“He just punched me in the gut to the point where I couldn’t talk. I was just croaking because he hit me so hard in the stomach … and he said to the other people, ‘I can smell black PR a mile away,’ and walked off.”
One Scientology dictionary defines black PR, or black propaganda, as "a covert attack on the reputation of a person, company or nation using slander and lies in order to weaken or destroy."
Miscavige is 13 years younger than Hawkins. He prides himself on keeping in shape: he even had a gym installed at the base. “I was 56 when Miscavige beat me up for the first time,” said Hawkins.
Over the years, he added, he witnessed between 10 and 15 of Miscavige’s assaults on at least four other executives. He would slap them punch them, wrestle them to the ground, he said.
And other senior executives, following Miscavige’s lead, started assaulting their subordinates, said Hawkins – a point confirmed by John Peeler.
Hawkins remembered one executive with particular distaste: “[He] used to routinely come by my desk take my head and shove it into my keyboard, just as his way of saying hello.”
As soon as Miscavige called a conference, said Hawkins, staffers would have to run to the venue. Once there, they might wait 20 to 30 minutes for Miscavige and his entourage to arrive.
“He would usually launch straight into an attack on someone. Everyone is hoping it’s not them. It’s usually whoever has submitted something to him – a script, a programme, a marketing proposal, an event proposal, whatever.
“He would rip the proposal to shreds, and the person along with it,” said Hawkins. “I never saw him do other than this. “Anything submitted to him was ‘sh_t’. He would invalidate the person and tear them to shreds in front of the group.”
Miscavige would run these meetings for up to six hours, well past midnight, said Hawkins. “And during the meeting, he would dictate exactly what had to be done ‘and have on my desk when I get up’.”
For one period of several months, said Hawkins, he had to work all-nighters only to have his latest proposal “ripped to shreds” at the meeting the following night. But this was the norm for senior executives.
“No one could do anything right. DM had to do everything himself. This was the constant mantra he would repeat and repeat at these meetings … He would always say he was ‘surrounded by SPs.’”
SPs, or suppressive persons, are enemies of Scientology.
And on top of that, he added, there was the violence. “I saw him beat people to the floor, shove them out of their chair to the floor, slam them up against a wall and so forth.”
In July 2008, Scientology spokeswoman Karin Pouw dismissed Hawkins' claims as “classic apostate behavior” in a written response to an article in The Portland Mercury.

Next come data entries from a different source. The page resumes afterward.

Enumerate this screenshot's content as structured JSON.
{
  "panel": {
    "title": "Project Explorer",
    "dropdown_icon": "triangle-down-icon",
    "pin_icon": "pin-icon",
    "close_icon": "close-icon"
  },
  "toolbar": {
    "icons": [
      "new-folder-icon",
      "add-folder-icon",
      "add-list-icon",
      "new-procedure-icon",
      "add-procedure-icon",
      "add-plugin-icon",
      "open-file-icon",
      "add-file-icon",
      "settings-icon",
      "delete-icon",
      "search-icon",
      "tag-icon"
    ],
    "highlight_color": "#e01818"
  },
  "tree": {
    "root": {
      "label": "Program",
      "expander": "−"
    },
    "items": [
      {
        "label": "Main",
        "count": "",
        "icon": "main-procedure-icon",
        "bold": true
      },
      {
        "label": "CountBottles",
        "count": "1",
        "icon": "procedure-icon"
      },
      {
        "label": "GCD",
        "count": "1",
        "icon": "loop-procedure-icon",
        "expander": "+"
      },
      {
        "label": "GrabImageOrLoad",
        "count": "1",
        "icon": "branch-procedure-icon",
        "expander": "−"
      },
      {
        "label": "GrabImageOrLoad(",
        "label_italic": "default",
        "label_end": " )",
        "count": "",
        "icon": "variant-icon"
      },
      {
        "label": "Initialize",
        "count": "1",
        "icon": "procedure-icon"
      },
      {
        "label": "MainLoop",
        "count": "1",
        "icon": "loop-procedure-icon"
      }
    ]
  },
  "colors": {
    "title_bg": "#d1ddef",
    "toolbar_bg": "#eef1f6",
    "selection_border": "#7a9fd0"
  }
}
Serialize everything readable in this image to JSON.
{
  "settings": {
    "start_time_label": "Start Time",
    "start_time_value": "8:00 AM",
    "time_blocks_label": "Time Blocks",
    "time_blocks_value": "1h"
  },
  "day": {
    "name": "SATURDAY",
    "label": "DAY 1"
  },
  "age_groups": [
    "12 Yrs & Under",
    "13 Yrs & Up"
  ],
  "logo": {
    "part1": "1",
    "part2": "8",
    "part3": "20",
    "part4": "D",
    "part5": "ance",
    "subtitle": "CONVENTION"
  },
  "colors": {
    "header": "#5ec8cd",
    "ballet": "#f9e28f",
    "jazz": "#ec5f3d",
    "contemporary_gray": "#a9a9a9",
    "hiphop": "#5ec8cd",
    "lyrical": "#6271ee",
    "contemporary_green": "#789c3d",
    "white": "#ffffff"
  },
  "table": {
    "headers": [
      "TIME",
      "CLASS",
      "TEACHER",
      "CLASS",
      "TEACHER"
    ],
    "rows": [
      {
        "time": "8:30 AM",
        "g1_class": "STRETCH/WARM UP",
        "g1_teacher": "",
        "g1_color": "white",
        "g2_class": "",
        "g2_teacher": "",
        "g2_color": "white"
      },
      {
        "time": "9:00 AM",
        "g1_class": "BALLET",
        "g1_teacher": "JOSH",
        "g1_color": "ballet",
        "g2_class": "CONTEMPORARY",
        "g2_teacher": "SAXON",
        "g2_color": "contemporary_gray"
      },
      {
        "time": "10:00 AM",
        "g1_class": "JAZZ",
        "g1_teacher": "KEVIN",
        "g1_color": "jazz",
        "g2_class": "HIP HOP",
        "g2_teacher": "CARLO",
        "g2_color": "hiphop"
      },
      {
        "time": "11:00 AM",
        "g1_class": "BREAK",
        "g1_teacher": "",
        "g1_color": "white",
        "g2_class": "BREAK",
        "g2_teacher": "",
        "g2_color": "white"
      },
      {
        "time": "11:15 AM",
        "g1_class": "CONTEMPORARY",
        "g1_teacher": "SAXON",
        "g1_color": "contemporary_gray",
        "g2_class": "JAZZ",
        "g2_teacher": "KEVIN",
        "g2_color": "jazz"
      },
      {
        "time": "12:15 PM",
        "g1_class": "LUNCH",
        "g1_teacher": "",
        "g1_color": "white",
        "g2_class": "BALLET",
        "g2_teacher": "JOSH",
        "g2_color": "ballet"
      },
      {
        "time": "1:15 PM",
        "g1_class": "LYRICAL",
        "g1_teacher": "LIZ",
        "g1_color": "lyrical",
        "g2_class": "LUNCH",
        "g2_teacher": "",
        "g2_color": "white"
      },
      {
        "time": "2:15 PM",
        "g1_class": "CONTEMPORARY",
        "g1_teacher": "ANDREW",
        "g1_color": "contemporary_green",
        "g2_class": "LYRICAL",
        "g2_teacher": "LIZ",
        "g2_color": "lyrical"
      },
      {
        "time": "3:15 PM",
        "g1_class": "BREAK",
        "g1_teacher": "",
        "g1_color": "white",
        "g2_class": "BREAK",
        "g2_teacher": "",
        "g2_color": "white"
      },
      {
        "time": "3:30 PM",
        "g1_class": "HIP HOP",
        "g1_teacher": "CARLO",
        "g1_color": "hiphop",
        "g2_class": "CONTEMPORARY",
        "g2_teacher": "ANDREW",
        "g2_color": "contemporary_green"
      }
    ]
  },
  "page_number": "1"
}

“He grossly mischaracterizes the church, its purposes, and activities in an effort to harm its reputation,” she added. And she took personal offence at the allegations against Miscavige. “I know him personally, and I can tell you in no uncertain terms that the disgusting claims made by Mr. Hawkins could not be further from the truth.”
But Hawkins is far from being the first person to make such allegations. In many cases, these stories were first aired on a private Internet message board called XSO for former members of Scientology’s Sea Organization: its most dedicated followers. It was only later that they leaked out on to Internet news groups and message boards accessible to anyone.
Most of those who posted such accounts remain wary about revealing their identity. Some say they fear harassment from Scientology, while others worry that loved ones still inside the movement might suffer reprisals. Increasing numbers however are going on the record, and their stories appear to match.
Hawkins recalled Miscavige’s question after another assault. “He said ‘Do you know why I beat you up?’ And I said ‘No Sir’, and he said, ‘To remind you who’s boss.’”
For a detailed account of his time in Scientology, see Jeff Hawkins' blog: “Counterfeit Dreams”.
Next: A History of Violence